• **What is required**
All lines holding the word "diag" are to be copied from the records beneath.
*** Opening of Extracted material ***
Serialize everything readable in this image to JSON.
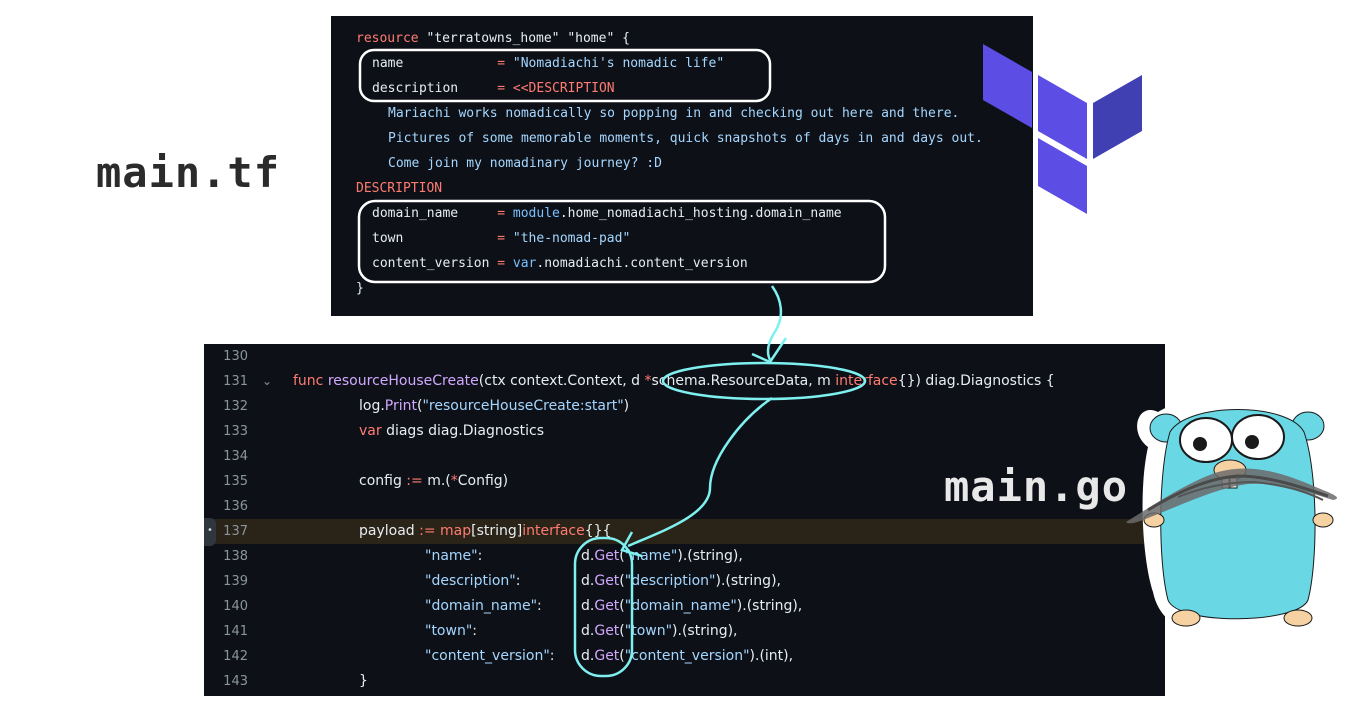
{
  "labels": {
    "terraform_file": "main.tf",
    "go_file": "main.go"
  },
  "colors": {
    "panel_bg": "#0d1117",
    "annotation_white": "#ffffff",
    "annotation_cyan": "#7ff0f0",
    "terraform_purple": "#5c4ee5",
    "terraform_dark_purple": "#4040b2",
    "gopher_blue": "#6ad7e5"
  },
  "icons": {
    "terraform_logo": "terraform-logo-icon",
    "gopher": "go-gopher-mascot-icon"
  },
  "terraform_code": {
    "l1": {
      "a": "resource",
      "b": " \"terratowns_home\" \"home\" {"
    },
    "l2": {
      "a": "name            ",
      "b": "= ",
      "c": "\"Nomadiachi's nomadic life\""
    },
    "l3": {
      "a": "description     ",
      "b": "= <<DESCRIPTION"
    },
    "l4": "Mariachi works nomadically so popping in and checking out here and there.",
    "l5": "Pictures of some memorable moments, quick snapshots of days in and days out.",
    "l6": "Come join my nomadinary journey? :D",
    "l7": "DESCRIPTION",
    "l8": {
      "a": "domain_name     ",
      "b": "= ",
      "c": "module",
      "d": ".home_nomadiachi_hosting.domain_name"
    },
    "l9": {
      "a": "town            ",
      "b": "= ",
      "c": "\"the-nomad-pad\""
    },
    "l10": {
      "a": "content_version ",
      "b": "= ",
      "c": "var",
      "d": ".nomadiachi.content_version"
    },
    "l11": "}"
  },
  "go_code": {
    "line_numbers": [
      "130",
      "131",
      "132",
      "133",
      "134",
      "135",
      "136",
      "137",
      "138",
      "139",
      "140",
      "141",
      "142",
      "143"
    ],
    "fold_arrow": "⌄",
    "gutter_dot": "•",
    "l131": {
      "a": "func ",
      "b": "resourceHouseCreate",
      "c": "(ctx context.Context, d ",
      "d": "*",
      "e": "schema.ResourceData, m ",
      "f": "interface",
      "g": "{}) diag.Diagnostics {"
    },
    "l132": {
      "a": "log.",
      "b": "Print",
      "c": "(",
      "d": "\"resourceHouseCreate:start\"",
      "e": ")"
    },
    "l133": {
      "a": "var ",
      "b": "diags diag.Diagnostics"
    },
    "l135": {
      "a": "config ",
      "b": ":= ",
      "c": "m.(",
      "d": "*",
      "e": "Config)"
    },
    "l137": {
      "a": "payload ",
      "b": ":= ",
      "c": "map",
      "d": "[string]",
      "e": "interface",
      "f": "{}{"
    },
    "l138": {
      "k": "\"name\"",
      "p": ":            ",
      "d": "d.",
      "g": "Get",
      "o": "(",
      "s": "\"name\"",
      "t": ").(string),"
    },
    "l139": {
      "k": "\"description\"",
      "p": ":     ",
      "d": "d.",
      "g": "Get",
      "o": "(",
      "s": "\"description\"",
      "t": ").(string),"
    },
    "l140": {
      "k": "\"domain_name\"",
      "p": ":     ",
      "d": "d.",
      "g": "Get",
      "o": "(",
      "s": "\"domain_name\"",
      "t": ").(string),"
    },
    "l141": {
      "k": "\"town\"",
      "p": ":            ",
      "d": "d.",
      "g": "Get",
      "o": "(",
      "s": "\"town\"",
      "t": ").(string),"
    },
    "l142": {
      "k": "\"content_version\"",
      "p": ": ",
      "d": "d.",
      "g": "Get",
      "o": "(",
      "s": "\"content_version\"",
      "t": ").(int),"
    },
    "l143": "}"
  }
}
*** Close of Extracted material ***
• **Answer**
      "g": "{}) diag.Diagnostics {"
      "b": "diags diag.Diagnostics"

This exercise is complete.